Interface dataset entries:
Segment Open
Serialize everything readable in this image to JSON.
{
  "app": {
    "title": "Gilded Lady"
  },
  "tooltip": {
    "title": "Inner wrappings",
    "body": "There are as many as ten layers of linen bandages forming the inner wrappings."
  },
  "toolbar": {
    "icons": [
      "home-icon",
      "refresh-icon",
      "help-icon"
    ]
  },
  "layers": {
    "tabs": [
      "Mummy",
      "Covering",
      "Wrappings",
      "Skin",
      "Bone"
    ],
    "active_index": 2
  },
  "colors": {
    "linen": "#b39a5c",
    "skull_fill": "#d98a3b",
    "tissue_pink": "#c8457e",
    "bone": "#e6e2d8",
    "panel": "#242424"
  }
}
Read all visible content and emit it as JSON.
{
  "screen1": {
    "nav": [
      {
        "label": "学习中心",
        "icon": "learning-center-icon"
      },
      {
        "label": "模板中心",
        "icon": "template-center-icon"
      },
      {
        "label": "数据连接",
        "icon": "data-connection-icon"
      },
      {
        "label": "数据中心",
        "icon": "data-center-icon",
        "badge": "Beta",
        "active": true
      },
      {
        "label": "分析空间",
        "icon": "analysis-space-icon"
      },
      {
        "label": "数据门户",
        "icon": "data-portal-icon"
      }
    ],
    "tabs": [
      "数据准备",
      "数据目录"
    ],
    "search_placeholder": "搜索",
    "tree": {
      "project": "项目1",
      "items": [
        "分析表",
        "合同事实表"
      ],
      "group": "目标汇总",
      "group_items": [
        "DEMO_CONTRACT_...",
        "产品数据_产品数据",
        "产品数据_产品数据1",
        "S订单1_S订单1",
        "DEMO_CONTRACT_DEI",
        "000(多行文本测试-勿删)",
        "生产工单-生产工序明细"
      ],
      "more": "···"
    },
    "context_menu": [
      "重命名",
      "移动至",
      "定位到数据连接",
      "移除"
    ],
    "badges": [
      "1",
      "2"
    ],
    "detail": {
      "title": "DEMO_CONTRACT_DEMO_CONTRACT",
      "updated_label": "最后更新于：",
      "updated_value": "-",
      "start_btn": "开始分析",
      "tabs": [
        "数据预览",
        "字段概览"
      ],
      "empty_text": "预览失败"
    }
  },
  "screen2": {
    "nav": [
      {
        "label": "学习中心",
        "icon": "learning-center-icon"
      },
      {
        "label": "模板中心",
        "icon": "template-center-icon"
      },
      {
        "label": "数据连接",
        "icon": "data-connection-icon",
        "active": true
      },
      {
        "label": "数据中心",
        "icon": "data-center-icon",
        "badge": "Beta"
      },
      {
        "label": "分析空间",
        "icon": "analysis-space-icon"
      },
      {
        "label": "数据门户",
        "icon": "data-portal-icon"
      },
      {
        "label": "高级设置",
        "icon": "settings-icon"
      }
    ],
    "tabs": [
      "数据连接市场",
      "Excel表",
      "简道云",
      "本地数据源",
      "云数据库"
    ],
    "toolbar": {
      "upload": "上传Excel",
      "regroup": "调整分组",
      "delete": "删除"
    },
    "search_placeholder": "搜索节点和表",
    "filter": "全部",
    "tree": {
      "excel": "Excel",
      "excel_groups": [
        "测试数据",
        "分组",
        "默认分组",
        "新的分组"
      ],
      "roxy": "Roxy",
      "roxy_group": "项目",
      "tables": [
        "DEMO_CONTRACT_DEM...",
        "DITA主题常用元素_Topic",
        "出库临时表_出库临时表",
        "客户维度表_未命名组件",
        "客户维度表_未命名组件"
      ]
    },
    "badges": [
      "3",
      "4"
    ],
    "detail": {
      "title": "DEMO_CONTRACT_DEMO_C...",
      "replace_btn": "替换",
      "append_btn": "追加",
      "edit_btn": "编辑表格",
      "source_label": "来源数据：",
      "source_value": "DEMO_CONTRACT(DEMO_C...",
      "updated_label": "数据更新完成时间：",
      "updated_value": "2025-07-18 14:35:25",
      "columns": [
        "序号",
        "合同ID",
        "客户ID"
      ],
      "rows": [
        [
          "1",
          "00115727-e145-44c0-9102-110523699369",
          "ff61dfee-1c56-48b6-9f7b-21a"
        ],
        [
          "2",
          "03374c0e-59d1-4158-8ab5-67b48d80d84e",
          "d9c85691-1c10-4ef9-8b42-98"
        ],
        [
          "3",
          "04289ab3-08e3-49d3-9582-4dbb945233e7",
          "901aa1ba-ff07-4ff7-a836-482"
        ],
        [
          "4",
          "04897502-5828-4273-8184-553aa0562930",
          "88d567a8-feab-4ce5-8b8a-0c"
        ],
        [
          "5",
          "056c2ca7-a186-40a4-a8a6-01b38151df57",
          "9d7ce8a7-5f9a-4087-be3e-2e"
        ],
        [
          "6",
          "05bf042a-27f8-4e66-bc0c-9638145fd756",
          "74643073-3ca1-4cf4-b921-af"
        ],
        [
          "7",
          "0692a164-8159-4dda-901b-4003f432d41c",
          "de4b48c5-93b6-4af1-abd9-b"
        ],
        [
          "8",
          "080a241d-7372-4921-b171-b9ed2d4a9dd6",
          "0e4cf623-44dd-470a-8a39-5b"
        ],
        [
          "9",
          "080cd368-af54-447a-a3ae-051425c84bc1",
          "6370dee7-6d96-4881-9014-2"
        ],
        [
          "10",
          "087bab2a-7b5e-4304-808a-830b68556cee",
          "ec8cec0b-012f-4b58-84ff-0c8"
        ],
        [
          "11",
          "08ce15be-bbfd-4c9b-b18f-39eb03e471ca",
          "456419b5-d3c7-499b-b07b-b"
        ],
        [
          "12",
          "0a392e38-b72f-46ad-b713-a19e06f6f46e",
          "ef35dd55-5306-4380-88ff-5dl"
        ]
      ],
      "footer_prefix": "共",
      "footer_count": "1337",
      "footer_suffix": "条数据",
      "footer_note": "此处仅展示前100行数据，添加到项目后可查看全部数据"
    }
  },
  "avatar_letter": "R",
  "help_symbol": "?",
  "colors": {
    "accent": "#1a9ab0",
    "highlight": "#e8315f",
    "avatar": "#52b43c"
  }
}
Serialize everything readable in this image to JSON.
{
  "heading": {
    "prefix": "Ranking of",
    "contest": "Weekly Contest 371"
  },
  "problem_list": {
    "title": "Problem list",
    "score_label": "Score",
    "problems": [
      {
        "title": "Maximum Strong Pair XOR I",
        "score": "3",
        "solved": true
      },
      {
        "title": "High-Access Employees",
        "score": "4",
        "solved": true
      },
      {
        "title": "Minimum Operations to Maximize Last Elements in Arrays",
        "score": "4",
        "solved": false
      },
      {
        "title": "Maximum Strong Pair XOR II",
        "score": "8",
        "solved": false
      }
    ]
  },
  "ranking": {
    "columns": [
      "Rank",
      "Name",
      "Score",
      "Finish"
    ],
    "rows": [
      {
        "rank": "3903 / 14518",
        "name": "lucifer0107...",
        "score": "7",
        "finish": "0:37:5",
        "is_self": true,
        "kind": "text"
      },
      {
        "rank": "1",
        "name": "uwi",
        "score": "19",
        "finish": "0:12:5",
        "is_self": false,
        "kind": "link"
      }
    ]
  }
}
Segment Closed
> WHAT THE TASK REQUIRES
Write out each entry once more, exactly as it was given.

> RESPONSE AREA
Serialize everything readable in this image to JSON.
{
  "app": {
    "title": "Gilded Lady"
  },
  "tooltip": {
    "title": "Inner wrappings",
    "body": "There are as many as ten layers of linen bandages forming the inner wrappings."
  },
  "toolbar": {
    "icons": [
      "home-icon",
      "refresh-icon",
      "help-icon"
    ]
  },
  "layers": {
    "tabs": [
      "Mummy",
      "Covering",
      "Wrappings",
      "Skin",
      "Bone"
    ],
    "active_index": 2
  },
  "colors": {
    "linen": "#b39a5c",
    "skull_fill": "#d98a3b",
    "tissue_pink": "#c8457e",
    "bone": "#e6e2d8",
    "panel": "#242424"
  }
}
Read all visible content and emit it as JSON.
{
  "screen1": {
    "nav": [
      {
        "label": "学习中心",
        "icon": "learning-center-icon"
      },
      {
        "label": "模板中心",
        "icon": "template-center-icon"
      },
      {
        "label": "数据连接",
        "icon": "data-connection-icon"
      },
      {
        "label": "数据中心",
        "icon": "data-center-icon",
        "badge": "Beta",
        "active": true
      },
      {
        "label": "分析空间",
        "icon": "analysis-space-icon"
      },
      {
        "label": "数据门户",
        "icon": "data-portal-icon"
      }
    ],
    "tabs": [
      "数据准备",
      "数据目录"
    ],
    "search_placeholder": "搜索",
    "tree": {
      "project": "项目1",
      "items": [
        "分析表",
        "合同事实表"
      ],
      "group": "目标汇总",
      "group_items": [
        "DEMO_CONTRACT_...",
        "产品数据_产品数据",
        "产品数据_产品数据1",
        "S订单1_S订单1",
        "DEMO_CONTRACT_DEI",
        "000(多行文本测试-勿删)",
        "生产工单-生产工序明细"
      ],
      "more": "···"
    },
    "context_menu": [
      "重命名",
      "移动至",
      "定位到数据连接",
      "移除"
    ],
    "badges": [
      "1",
      "2"
    ],
    "detail": {
      "title": "DEMO_CONTRACT_DEMO_CONTRACT",
      "updated_label": "最后更新于：",
      "updated_value": "-",
      "start_btn": "开始分析",
      "tabs": [
        "数据预览",
        "字段概览"
      ],
      "empty_text": "预览失败"
    }
  },
  "screen2": {
    "nav": [
      {
        "label": "学习中心",
        "icon": "learning-center-icon"
      },
      {
        "label": "模板中心",
        "icon": "template-center-icon"
      },
      {
        "label": "数据连接",
        "icon": "data-connection-icon",
        "active": true
      },
      {
        "label": "数据中心",
        "icon": "data-center-icon",
        "badge": "Beta"
      },
      {
        "label": "分析空间",
        "icon": "analysis-space-icon"
      },
      {
        "label": "数据门户",
        "icon": "data-portal-icon"
      },
      {
        "label": "高级设置",
        "icon": "settings-icon"
      }
    ],
    "tabs": [
      "数据连接市场",
      "Excel表",
      "简道云",
      "本地数据源",
      "云数据库"
    ],
    "toolbar": {
      "upload": "上传Excel",
      "regroup": "调整分组",
      "delete": "删除"
    },
    "search_placeholder": "搜索节点和表",
    "filter": "全部",
    "tree": {
      "excel": "Excel",
      "excel_groups": [
        "测试数据",
        "分组",
        "默认分组",
        "新的分组"
      ],
      "roxy": "Roxy",
      "roxy_group": "项目",
      "tables": [
        "DEMO_CONTRACT_DEM...",
        "DITA主题常用元素_Topic",
        "出库临时表_出库临时表",
        "客户维度表_未命名组件",
        "客户维度表_未命名组件"
      ]
    },
    "badges": [
      "3",
      "4"
    ],
    "detail": {
      "title": "DEMO_CONTRACT_DEMO_C...",
      "replace_btn": "替换",
      "append_btn": "追加",
      "edit_btn": "编辑表格",
      "source_label": "来源数据：",
      "source_value": "DEMO_CONTRACT(DEMO_C...",
      "updated_label": "数据更新完成时间：",
      "updated_value": "2025-07-18 14:35:25",
      "columns": [
        "序号",
        "合同ID",
        "客户ID"
      ],
      "rows": [
        [
          "1",
          "00115727-e145-44c0-9102-110523699369",
          "ff61dfee-1c56-48b6-9f7b-21a"
        ],
        [
          "2",
          "03374c0e-59d1-4158-8ab5-67b48d80d84e",
          "d9c85691-1c10-4ef9-8b42-98"
        ],
        [
          "3",
          "04289ab3-08e3-49d3-9582-4dbb945233e7",
          "901aa1ba-ff07-4ff7-a836-482"
        ],
        [
          "4",
          "04897502-5828-4273-8184-553aa0562930",
          "88d567a8-feab-4ce5-8b8a-0c"
        ],
        [
          "5",
          "056c2ca7-a186-40a4-a8a6-01b38151df57",
          "9d7ce8a7-5f9a-4087-be3e-2e"
        ],
        [
          "6",
          "05bf042a-27f8-4e66-bc0c-9638145fd756",
          "74643073-3ca1-4cf4-b921-af"
        ],
        [
          "7",
          "0692a164-8159-4dda-901b-4003f432d41c",
          "de4b48c5-93b6-4af1-abd9-b"
        ],
        [
          "8",
          "080a241d-7372-4921-b171-b9ed2d4a9dd6",
          "0e4cf623-44dd-470a-8a39-5b"
        ],
        [
          "9",
          "080cd368-af54-447a-a3ae-051425c84bc1",
          "6370dee7-6d96-4881-9014-2"
        ],
        [
          "10",
          "087bab2a-7b5e-4304-808a-830b68556cee",
          "ec8cec0b-012f-4b58-84ff-0c8"
        ],
        [
          "11",
          "08ce15be-bbfd-4c9b-b18f-39eb03e471ca",
          "456419b5-d3c7-499b-b07b-b"
        ],
        [
          "12",
          "0a392e38-b72f-46ad-b713-a19e06f6f46e",
          "ef35dd55-5306-4380-88ff-5dl"
        ]
      ],
      "footer_prefix": "共",
      "footer_count": "1337",
      "footer_suffix": "条数据",
      "footer_note": "此处仅展示前100行数据，添加到项目后可查看全部数据"
    }
  },
  "avatar_letter": "R",
  "help_symbol": "?",
  "colors": {
    "accent": "#1a9ab0",
    "highlight": "#e8315f",
    "avatar": "#52b43c"
  }
}
Serialize everything readable in this image to JSON.
{
  "heading": {
    "prefix": "Ranking of",
    "contest": "Weekly Contest 371"
  },
  "problem_list": {
    "title": "Problem list",
    "score_label": "Score",
    "problems": [
      {
        "title": "Maximum Strong Pair XOR I",
        "score": "3",
        "solved": true
      },
      {
        "title": "High-Access Employees",
        "score": "4",
        "solved": true
      },
      {
        "title": "Minimum Operations to Maximize Last Elements in Arrays",
        "score": "4",
        "solved": false
      },
      {
        "title": "Maximum Strong Pair XOR II",
        "score": "8",
        "solved": false
      }
    ]
  },
  "ranking": {
    "columns": [
      "Rank",
      "Name",
      "Score",
      "Finish"
    ],
    "rows": [
      {
        "rank": "3903 / 14518",
        "name": "lucifer0107...",
        "score": "7",
        "finish": "0:37:5",
        "is_self": true,
        "kind": "text"
      },
      {
        "rank": "1",
        "name": "uwi",
        "score": "19",
        "finish": "0:12:5",
        "is_self": false,
        "kind": "link"
      }
    ]
  }
}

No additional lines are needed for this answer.